  • Lady Gaga

    Variety Wins 2019 Eppy Award for Best Digital Magazine

    Variety has won two Eppy Awards from Editor & Publisher, including Best Digital Magazine and Best Collaborative Investigative/Enterprise Feature for “American (In)Justice” — a collaboration with fellow PMC property Rolling Stone. “American (In)Justice” also tied with USA Today’s “Copy, Paste, Legislate” collaboration with The Arizona Republic and the Center for Public Integrity. Variety has provided [...]

  • Joker Maleficent: Mistress of Evil

    Box Office: Villains Face Off Again as 'Joker' and 'Maleficent' Battle for First Place

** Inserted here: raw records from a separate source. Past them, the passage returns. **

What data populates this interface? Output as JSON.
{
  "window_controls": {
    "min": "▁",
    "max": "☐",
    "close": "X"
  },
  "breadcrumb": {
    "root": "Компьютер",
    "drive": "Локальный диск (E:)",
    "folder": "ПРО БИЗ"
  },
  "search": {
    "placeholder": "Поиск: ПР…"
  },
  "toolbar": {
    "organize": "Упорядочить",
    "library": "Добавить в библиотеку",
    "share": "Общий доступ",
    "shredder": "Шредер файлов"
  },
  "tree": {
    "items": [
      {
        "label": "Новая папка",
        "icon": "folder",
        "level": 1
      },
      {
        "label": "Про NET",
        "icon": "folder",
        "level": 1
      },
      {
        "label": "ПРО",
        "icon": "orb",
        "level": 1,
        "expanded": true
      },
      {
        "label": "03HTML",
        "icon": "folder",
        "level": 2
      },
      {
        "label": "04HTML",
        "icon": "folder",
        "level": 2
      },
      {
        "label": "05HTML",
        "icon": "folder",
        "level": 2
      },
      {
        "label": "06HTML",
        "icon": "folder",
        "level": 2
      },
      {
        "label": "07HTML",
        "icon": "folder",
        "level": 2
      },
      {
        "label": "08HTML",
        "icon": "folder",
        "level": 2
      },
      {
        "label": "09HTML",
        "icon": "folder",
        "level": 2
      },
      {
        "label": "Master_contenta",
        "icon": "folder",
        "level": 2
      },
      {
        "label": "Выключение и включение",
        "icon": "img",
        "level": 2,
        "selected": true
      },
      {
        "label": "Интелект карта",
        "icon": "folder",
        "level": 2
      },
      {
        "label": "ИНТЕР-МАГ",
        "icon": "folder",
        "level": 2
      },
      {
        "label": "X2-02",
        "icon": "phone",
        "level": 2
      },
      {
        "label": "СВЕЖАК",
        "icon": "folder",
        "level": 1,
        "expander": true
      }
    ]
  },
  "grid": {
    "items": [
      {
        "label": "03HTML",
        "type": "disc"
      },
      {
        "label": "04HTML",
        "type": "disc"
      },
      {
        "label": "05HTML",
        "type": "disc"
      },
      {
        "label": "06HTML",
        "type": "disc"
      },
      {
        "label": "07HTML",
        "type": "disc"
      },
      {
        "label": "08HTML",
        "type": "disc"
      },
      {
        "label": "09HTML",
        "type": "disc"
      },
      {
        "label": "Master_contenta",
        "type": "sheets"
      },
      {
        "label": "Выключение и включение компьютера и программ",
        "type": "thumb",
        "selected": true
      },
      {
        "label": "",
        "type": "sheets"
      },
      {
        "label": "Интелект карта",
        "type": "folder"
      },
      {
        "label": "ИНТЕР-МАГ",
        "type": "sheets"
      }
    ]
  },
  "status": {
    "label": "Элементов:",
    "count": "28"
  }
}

    Despite three new nationwide releases, domestic box office charts look to be dominated by holdovers — Warner Bros.’ “Joker” and Disney’s “Maleficent: Mistress of Evil” — during the last weekend in October. “Maleficent: Mistress of Evil” debuted last weekend with $36 million in North America, enough to dethrone “Joker” after the super-villain origin story’s back-to-back [...]

  • Yasushi Shiina

    Tokyo Market is Finding New Strengths, Says Yasushi Shiina

    Clouds on the global economic horizon and disruption to the scheduling of the event, have done little to dampen the interest of foreign visitors to TIFFCOM, Japan’s biggest film and TV market. Especially those from China, says market head, Yasushi Shiina. The market is again running at the Sunshine City shopping, entertainment and business complex [...]

  • "Weathering With You" directed by Makoto

    Toho Unveils Dual Media Romance 'Love Me, Love Me Not' at Tokyo Market

    Japan’s biggest film company, which produces, distributes and exhibits its own product in partnership with leading media companies, Toho has brought a line-up to TIFFCOM full of present and future hits. The biggest is “Weathering with You,” the love story animation by Makoto Shinkai that surpassed the $100 million mark only a month after its [...]

More From Our Brands

Access exclusive content